*** Records shown ***

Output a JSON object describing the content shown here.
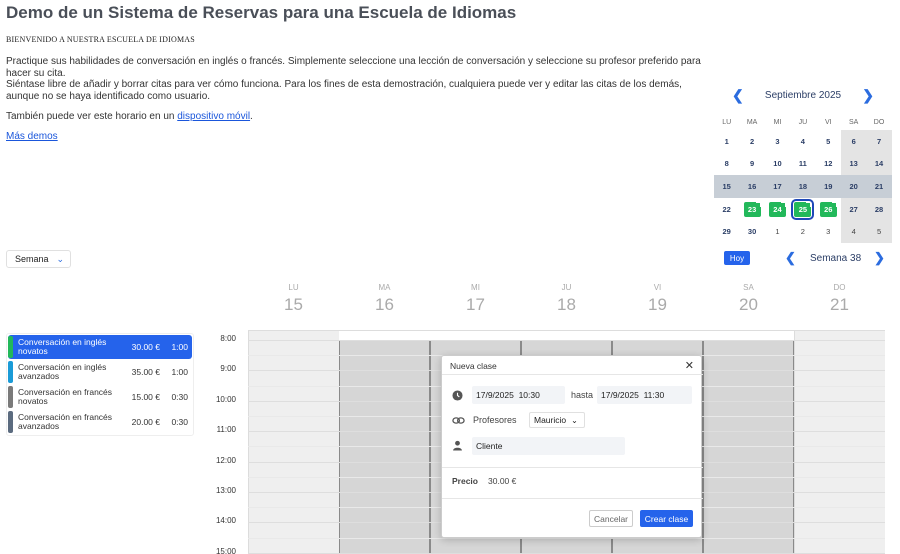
{
  "header": {
    "title": "Demo de un Sistema de Reservas para una Escuela de Idiomas",
    "welcome": "BIENVENIDO A NUESTRA ESCUELA DE IDIOMAS",
    "intro_1": "Practique sus habilidades de conversación en inglés o francés. Simplemente seleccione una lección de conversación y seleccione su profesor preferido para hacer su cita.",
    "intro_2": "Siéntase libre de añadir y borrar citas para ver cómo funciona. Para los fines de esta demostración, cualquiera puede ver y editar las citas de los demás, aunque no se haya identificado como usuario.",
    "mobile_prefix": "También puede ver este horario en un ",
    "mobile_link": "dispositivo móvil",
    "mobile_suffix": ".",
    "more_demos": "Más demos"
  },
  "mini_calendar": {
    "month": "Septiembre 2025",
    "prev_icon": "chevron-left-icon",
    "next_icon": "chevron-right-icon",
    "day_headers": [
      "LU",
      "MA",
      "MI",
      "JU",
      "VI",
      "SA",
      "DO"
    ],
    "weeks": [
      [
        "1",
        "2",
        "3",
        "4",
        "5",
        "6",
        "7"
      ],
      [
        "8",
        "9",
        "10",
        "11",
        "12",
        "13",
        "14"
      ],
      [
        "15",
        "16",
        "17",
        "18",
        "19",
        "20",
        "21"
      ],
      [
        "22",
        "23",
        "24",
        "25",
        "26",
        "27",
        "28"
      ],
      [
        "29",
        "30",
        "1",
        "2",
        "3",
        "4",
        "5"
      ]
    ],
    "booked_days": [
      "23",
      "24",
      "25",
      "26"
    ],
    "selected_day": "25",
    "current_week": 2
  },
  "view_selector": {
    "value": "Semana"
  },
  "week_nav": {
    "today": "Hoy",
    "label": "Semana 38"
  },
  "week_days": [
    {
      "name": "LU",
      "date": "15"
    },
    {
      "name": "MA",
      "date": "16"
    },
    {
      "name": "MI",
      "date": "17"
    },
    {
      "name": "JU",
      "date": "18"
    },
    {
      "name": "VI",
      "date": "19"
    },
    {
      "name": "SA",
      "date": "20"
    },
    {
      "name": "DO",
      "date": "21"
    }
  ],
  "hours": [
    "8:00",
    "9:00",
    "10:00",
    "11:00",
    "12:00",
    "13:00",
    "14:00",
    "15:00"
  ],
  "lessons": [
    {
      "name": "Conversación en inglés novatos",
      "price": "30.00 €",
      "duration": "1:00",
      "color": "#22b85a",
      "active": true
    },
    {
      "name": "Conversación en inglés avanzados",
      "price": "35.00 €",
      "duration": "1:00",
      "color": "#1a9bd7",
      "active": false
    },
    {
      "name": "Conversación en francés novatos",
      "price": "15.00 €",
      "duration": "0:30",
      "color": "#7a7a7a",
      "active": false
    },
    {
      "name": "Conversación en francés avanzados",
      "price": "20.00 €",
      "duration": "0:30",
      "color": "#5b6b7f",
      "active": false
    }
  ],
  "modal": {
    "title": "Nueva clase",
    "start_date": "17/9/2025",
    "start_time": "10:30",
    "until": "hasta",
    "end_date": "17/9/2025",
    "end_time": "11:30",
    "teachers_label": "Profesores",
    "teacher_value": "Mauricio",
    "client_placeholder": "Cliente",
    "price_label": "Precio",
    "price_value": "30.00 €",
    "cancel": "Cancelar",
    "create": "Crear clase"
  },
  "colors": {
    "accent": "#2563eb",
    "booked": "#22b85a"
  }
}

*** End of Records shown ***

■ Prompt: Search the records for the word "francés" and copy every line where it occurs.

■ Solution to this exercise:
    "intro_1": "Practique sus habilidades de conversación en inglés o francés. Simplemente seleccione una lección de conversación y seleccione su profesor preferido para hacer su cita.",
      "name": "Conversación en francés novatos",
      "name": "Conversación en francés avanzados",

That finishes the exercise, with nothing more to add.